» AVAILABLE DATA:
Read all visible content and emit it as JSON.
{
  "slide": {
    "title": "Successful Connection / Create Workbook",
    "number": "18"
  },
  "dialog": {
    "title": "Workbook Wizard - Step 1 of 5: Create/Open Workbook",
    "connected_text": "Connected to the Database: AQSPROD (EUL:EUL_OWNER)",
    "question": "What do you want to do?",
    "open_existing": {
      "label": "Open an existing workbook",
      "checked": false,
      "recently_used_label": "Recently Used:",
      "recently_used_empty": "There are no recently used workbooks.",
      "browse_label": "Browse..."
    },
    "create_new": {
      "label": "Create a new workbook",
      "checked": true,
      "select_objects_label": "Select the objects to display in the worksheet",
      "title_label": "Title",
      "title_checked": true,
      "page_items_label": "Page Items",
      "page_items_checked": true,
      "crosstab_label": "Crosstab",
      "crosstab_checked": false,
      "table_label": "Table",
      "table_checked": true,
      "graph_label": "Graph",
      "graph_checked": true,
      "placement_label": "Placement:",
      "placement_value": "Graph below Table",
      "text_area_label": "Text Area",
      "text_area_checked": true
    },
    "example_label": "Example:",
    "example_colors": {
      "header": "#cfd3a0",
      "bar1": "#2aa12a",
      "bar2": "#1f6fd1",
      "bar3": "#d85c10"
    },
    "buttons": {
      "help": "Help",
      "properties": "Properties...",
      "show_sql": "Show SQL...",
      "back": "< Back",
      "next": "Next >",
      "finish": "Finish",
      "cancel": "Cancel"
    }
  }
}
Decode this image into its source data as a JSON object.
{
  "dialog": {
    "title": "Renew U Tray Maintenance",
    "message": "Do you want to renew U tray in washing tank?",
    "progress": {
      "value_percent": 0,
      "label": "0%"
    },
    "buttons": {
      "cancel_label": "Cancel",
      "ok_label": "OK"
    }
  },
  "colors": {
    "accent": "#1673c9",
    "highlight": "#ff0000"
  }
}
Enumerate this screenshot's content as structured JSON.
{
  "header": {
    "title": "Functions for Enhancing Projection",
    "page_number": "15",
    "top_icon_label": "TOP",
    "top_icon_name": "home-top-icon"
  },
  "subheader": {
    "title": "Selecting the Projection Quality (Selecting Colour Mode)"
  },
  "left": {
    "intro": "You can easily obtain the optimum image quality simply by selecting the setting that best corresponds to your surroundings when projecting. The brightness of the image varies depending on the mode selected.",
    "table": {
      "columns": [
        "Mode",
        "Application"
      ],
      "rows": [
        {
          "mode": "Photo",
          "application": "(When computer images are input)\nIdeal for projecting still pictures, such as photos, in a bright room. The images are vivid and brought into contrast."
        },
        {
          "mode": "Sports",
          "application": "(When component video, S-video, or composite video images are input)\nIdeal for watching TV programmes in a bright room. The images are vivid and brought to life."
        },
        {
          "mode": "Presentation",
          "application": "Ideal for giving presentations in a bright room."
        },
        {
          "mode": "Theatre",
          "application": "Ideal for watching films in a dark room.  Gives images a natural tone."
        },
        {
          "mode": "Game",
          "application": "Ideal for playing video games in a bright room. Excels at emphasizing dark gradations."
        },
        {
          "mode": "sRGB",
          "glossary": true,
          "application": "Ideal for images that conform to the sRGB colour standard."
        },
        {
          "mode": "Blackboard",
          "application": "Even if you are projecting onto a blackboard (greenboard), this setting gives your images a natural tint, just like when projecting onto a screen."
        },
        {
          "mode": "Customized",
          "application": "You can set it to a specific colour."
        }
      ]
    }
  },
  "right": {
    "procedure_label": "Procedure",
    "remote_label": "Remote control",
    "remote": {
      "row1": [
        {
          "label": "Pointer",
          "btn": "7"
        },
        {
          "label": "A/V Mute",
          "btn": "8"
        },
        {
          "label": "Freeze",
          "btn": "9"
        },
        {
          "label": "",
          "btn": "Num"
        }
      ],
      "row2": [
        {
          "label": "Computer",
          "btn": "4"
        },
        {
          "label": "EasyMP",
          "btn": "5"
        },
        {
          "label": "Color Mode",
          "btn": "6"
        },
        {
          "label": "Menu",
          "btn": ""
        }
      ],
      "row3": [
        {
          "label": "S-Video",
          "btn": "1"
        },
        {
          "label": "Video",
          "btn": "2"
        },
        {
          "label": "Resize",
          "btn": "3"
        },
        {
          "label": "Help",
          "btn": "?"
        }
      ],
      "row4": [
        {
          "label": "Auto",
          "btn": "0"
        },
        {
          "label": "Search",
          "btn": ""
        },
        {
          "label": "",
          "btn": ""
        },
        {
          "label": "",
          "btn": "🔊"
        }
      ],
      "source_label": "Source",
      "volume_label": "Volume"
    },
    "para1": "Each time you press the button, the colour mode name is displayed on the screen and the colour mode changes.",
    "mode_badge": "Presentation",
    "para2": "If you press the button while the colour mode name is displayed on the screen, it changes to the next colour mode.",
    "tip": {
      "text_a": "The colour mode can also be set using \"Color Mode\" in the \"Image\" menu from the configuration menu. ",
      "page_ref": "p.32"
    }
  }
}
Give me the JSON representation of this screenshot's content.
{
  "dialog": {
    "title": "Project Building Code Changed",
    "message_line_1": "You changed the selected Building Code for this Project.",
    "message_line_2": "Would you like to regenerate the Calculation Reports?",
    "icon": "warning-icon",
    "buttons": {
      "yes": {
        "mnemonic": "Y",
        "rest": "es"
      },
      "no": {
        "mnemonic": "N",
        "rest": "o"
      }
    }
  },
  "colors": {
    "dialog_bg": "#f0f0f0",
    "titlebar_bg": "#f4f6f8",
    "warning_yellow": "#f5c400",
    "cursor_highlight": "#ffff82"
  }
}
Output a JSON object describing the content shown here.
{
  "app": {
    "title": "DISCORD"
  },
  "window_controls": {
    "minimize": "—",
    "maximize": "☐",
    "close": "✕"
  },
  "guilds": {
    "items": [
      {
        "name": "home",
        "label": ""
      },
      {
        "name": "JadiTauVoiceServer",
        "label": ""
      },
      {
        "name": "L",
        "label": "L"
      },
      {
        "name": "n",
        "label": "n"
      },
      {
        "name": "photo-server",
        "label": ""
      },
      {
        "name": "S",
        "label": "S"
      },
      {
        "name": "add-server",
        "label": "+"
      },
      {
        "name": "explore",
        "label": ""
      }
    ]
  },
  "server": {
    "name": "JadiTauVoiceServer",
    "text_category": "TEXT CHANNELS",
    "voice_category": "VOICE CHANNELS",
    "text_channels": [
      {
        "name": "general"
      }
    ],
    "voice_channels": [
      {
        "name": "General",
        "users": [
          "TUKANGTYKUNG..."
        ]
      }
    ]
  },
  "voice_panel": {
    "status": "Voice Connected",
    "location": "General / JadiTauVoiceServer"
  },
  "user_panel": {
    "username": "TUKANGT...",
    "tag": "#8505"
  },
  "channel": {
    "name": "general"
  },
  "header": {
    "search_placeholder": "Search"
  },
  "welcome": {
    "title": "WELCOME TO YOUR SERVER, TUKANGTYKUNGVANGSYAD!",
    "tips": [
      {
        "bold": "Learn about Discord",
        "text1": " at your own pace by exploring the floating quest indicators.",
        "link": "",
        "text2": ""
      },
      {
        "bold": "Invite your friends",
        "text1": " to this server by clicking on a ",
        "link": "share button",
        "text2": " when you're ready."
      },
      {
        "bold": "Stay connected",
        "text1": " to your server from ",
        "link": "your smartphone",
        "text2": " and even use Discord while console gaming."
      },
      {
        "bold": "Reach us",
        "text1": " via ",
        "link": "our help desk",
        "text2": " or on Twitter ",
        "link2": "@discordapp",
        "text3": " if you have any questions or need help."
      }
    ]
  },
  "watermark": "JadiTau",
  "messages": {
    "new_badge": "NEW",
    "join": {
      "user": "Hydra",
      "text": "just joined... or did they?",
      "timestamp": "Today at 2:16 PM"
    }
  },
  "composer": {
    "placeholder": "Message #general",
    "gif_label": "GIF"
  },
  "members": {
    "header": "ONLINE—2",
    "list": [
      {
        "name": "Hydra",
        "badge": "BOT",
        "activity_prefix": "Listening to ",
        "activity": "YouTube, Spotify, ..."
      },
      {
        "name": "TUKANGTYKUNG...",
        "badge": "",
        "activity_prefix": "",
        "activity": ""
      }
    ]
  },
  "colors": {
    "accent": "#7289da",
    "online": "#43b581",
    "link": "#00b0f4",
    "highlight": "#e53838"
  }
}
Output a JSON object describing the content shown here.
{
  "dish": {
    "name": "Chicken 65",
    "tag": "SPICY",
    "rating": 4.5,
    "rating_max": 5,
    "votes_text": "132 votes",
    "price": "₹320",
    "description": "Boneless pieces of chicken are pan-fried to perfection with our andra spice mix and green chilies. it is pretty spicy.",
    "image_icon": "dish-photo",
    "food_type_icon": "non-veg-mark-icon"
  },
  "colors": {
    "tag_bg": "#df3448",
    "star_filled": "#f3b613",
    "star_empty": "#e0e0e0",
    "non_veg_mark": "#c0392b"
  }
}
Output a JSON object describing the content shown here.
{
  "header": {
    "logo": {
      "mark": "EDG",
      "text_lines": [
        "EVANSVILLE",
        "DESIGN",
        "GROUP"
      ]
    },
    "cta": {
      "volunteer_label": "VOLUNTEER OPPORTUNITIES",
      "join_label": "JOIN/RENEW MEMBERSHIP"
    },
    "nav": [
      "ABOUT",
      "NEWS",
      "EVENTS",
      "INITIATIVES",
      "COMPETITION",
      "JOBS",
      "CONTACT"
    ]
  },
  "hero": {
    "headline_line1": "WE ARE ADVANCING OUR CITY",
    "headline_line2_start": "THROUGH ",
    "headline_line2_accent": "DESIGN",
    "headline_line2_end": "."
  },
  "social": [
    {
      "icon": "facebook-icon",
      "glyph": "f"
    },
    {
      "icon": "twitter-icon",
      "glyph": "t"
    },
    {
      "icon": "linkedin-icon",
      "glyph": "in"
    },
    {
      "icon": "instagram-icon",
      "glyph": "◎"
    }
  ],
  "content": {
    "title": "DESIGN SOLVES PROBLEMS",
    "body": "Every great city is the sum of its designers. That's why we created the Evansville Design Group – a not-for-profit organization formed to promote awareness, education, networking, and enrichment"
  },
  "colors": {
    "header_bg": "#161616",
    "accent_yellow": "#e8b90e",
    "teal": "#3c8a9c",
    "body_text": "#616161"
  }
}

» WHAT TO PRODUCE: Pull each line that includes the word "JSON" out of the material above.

» REPLY:
Read all visible content and emit it as JSON.
Decode this image into its source data as a JSON object.
Enumerate this screenshot's content as structured JSON.
Give me the JSON representation of this screenshot's content.
Output a JSON object describing the content shown here.
Output a JSON object describing the content shown here.
Output a JSON object describing the content shown here.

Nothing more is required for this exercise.